I did a really good job of cleaning up the pantry during the run-up to Christmas, and then promptly trashed it while preparing the Tapastravaganza. And then I just kind of let it go, because I was so tired after the holidays, and things slowly got more chaotic, and now I’m having trouble finding stuff in there, which is where I was before I cleaned it up last time. So that’s on my list, and given that I spent last night deep-cleaning and reorganising the kitchen, I sort of feel like I should let the momentum carry me into the pantry and get that all straightened up again. I’d like to paint and really properly sort out the storage space in both rooms, but right now, I’m sort of in the looking-at-paint-chips-and-research phase, and absent some magical free intervention by a proper joiner and decorator, who would have to know more than I do about what I actually want, besides effortless perfection, I have a lot ahead of me.
In the meantime, as a very small start down the road to merely tidier, I took a bag of ageing dried Turkish figs, and made some quick jam. Figs are one of my favourite fruits, and as I have some as-yet-unzested-and-juiced Seville oranges knocking about, as well as a bit of juice that was just sitting in the fridge, I thought I might as well combine two of the fruits I’m keenest on into another well-loved food: homemade jam.
I only had fifteen good-sized figs in my little bag, meaning I’d get about one jar of jam out of them, so there’s really no point in processing that for long-term storage, because once I’ve got a jar of fig jam in the fridge, it’s not going to last long enough to go bad. I’ve only ever made fig jam from fresh before, but I knew it was perfectly possible to make it from dried fruit, and a quick consultation with Chef Google brought me to The Kitchn’s Mission Fig Quick Jam recipe, which I adapted to make mine.
So that link takes you to their version. This here is mine:
200g dried Turkish figs, stems cut off (this is approximate; that’s about what my fifteen figs weighed)
120ml Seville orange juice, plus zest of one orange
125g golden caster sugar
1/2 tsp. vanilla paste or extract
Bung all the ingredients, except for the vanilla, in a small saucepan, mix them up, and bring contents to boil. Allow to boil for about one minute, then drop it back to a simmer, stirring occasionally, until figs soften up a bit, and juice and sugar gets syrupy, about ten minutes. You don’t have to hover directly over it and stir constantly, but don’t venture far away, and keep half an eye on it; depending on the size of your pan, sugar can boil over really fast. Remove pan from heat, stir in the vanilla, and allow to cool for another ten minutes or so. It doesn’t have to be stone cold, but it should be cool enough that any accidental splatters won’t cause injury.

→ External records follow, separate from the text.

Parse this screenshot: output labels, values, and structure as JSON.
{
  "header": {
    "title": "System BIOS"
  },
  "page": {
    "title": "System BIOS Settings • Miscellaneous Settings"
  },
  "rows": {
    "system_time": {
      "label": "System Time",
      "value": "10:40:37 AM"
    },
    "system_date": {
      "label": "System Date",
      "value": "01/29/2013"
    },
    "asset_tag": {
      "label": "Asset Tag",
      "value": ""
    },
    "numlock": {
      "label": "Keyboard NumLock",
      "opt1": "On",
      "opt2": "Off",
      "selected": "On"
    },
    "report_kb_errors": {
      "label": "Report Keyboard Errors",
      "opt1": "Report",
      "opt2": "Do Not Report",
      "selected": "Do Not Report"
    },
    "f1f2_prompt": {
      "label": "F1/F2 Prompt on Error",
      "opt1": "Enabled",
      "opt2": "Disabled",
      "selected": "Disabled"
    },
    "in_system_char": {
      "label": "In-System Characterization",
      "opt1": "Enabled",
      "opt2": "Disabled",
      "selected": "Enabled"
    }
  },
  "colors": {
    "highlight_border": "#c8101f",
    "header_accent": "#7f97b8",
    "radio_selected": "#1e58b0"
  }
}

Transfer pan contents to a food processor, and whizz until you have jam. You may think there’s too much liquid, but you will be wrong. I was prepared to put it all back in the pan and cook it down further, but that turned out to not be at all necessary. That pectin-rich orange has your back. Place jam in clean jar, seal and store in the refrigerator. It should be completely fine for a week or two, minimum.
This jam is delicious. I knew, instinctively, that swopping the water for orange juice and adding zest would be a good idea, but it was even better than I expected. I will be baking a loaf of bread, and getting some good goat’s cheese to eat with this, as t’s very sweet, and cries out for something a bit salty and savoury to balance it and show it to its fullest advantage, assuming I don’t just shovel it directly into my mouth with a spoon. This is definitely going on the list of recipes to repeat.